A patient resource
We have developed a website on the treatment of cancer in pregnant women (uzleuven.be/kanker-en-zwangerschap), with a link to the European online registry, which is available in Dutch and English. One important feature is a forum where patients can get in touch with one another. The European Society of Gynaecological Oncology also has a taskforce on cancer treatment during pregnancy (www.esgo.org/Pages/default.aspx) and people interested in this subject are always welcome to participate in this work.
Chemotherapy can be given with generally low risk to the developing foetus after 12–14 weeks of pregnancy. Results of a follow-up study show the general health, behaviour, hearing and growth in children exposed to chemotherapy during foetal development are similar to the general population.

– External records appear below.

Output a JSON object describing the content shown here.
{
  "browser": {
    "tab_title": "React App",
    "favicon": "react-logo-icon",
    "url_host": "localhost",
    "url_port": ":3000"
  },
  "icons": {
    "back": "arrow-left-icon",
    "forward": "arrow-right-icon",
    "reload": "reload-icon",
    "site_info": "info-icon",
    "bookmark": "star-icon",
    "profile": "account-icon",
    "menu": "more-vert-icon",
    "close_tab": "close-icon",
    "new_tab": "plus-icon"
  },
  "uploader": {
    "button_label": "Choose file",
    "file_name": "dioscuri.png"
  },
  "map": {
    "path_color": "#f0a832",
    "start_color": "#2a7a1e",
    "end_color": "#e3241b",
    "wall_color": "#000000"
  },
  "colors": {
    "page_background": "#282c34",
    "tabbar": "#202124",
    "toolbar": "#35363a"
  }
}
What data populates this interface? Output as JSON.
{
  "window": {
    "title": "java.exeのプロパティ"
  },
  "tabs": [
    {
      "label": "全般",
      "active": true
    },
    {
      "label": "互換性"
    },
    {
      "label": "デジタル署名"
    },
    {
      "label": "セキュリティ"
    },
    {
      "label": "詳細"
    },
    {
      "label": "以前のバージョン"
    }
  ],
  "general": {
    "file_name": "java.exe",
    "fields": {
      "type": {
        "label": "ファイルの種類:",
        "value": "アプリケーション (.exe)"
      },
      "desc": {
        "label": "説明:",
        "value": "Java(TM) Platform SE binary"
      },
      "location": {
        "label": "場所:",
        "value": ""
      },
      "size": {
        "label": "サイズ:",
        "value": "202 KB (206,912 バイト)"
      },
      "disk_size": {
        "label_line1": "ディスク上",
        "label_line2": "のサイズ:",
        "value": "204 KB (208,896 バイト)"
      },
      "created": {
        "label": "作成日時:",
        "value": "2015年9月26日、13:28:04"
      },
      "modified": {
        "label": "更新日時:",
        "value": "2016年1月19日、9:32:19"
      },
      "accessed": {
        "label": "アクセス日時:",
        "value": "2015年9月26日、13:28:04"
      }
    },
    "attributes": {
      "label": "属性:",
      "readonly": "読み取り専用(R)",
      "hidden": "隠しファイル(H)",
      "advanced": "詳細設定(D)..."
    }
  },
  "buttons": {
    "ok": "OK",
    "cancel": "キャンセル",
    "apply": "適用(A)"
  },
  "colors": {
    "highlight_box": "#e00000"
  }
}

Most of the children in our study had neurological development (intelligence, attention, memory) that was considered adequate for their age and normal cardiac function. However, prematurity was common in this group of patients and was associated with impairment in cognitive development.
The data in this presentation come mainly from an ongoing long-term follow-up study van Calsteren is involved with, of children who have been exposed to chemotherapy before birth (Lancet Oncol 2012, 3:256–264).
Fedro Peccatori (FP), from the European Institute of Oncology, in Milan, Italy, hosted a Q&A session with Kristel van Calsteren (KC).
Q: What about dental problems in children? Dental genes develop during pregnancy so you may expect some problems if there was a specific toxicity on dental genes. Have your babies been seen by a dentist or a specialist in orthodontics?
KC: We put this question to the parents in the general health questionnaire and up until now there have been no specific notes of dental problems in these children. In the follow-up protocol there is currently no central dental examination included, but the children we have seen do not have any more dental problems than other children.
Q: None of your children had hearing problems apart from two children who had slight hearing impairment. Can you comment on this? Why did you look at hearing problems?
KC: We looked at this because we were concerned that there would be neurotoxicity, particularly in the children born to women receiving platinum-based chemotherapy, . This could be expressed in ototoxicity and hearing problems, because this is what we see in patients exposed to these types of drugs. In our registry we recently had one young child with hearing problems after being exposed to combination treatment with a lot of different chemotherapy drugs. However, all the additional children who were examined after the publication of results from the first 70 children had normal hearing function.
Q: What kind of dosages did you use in your patients? Did you adapt the dosage to the distribution volume? Did you use special formulas, such as those in use in oncology for cachectic or obese patients? What was the protocol?
KC: We used the standard chemotherapy regimens we use for non-pregnant patients, and we corrected every cycle for body surface area. For the pregnant patients in the three-weekly regimens when there is a weight gain, the dosage will increase every cycle. But we did not adapt for the pregnancy, only for body weight, as we do in non-pregnant patients. FP: I think this is reasonable even if we have higher clearance, and probably a low protein balance, if things change during pregnancy. But I think that we should stick to what we are used to doing in non-pregnant patients.
Q: Are you planning any co-operation with any other international registries, because this is such a rare situation, with only one in one thousand pregnancies being complicated by malignant diseases?
KC: For the moment we have contact with the Canadian group at the Hospital for Sick Children in Toronto; they also have a large data set. We are not yet collaborating in publishing data together, but I do hope that in future we can put some data sets together to improve the information we can give to the parents.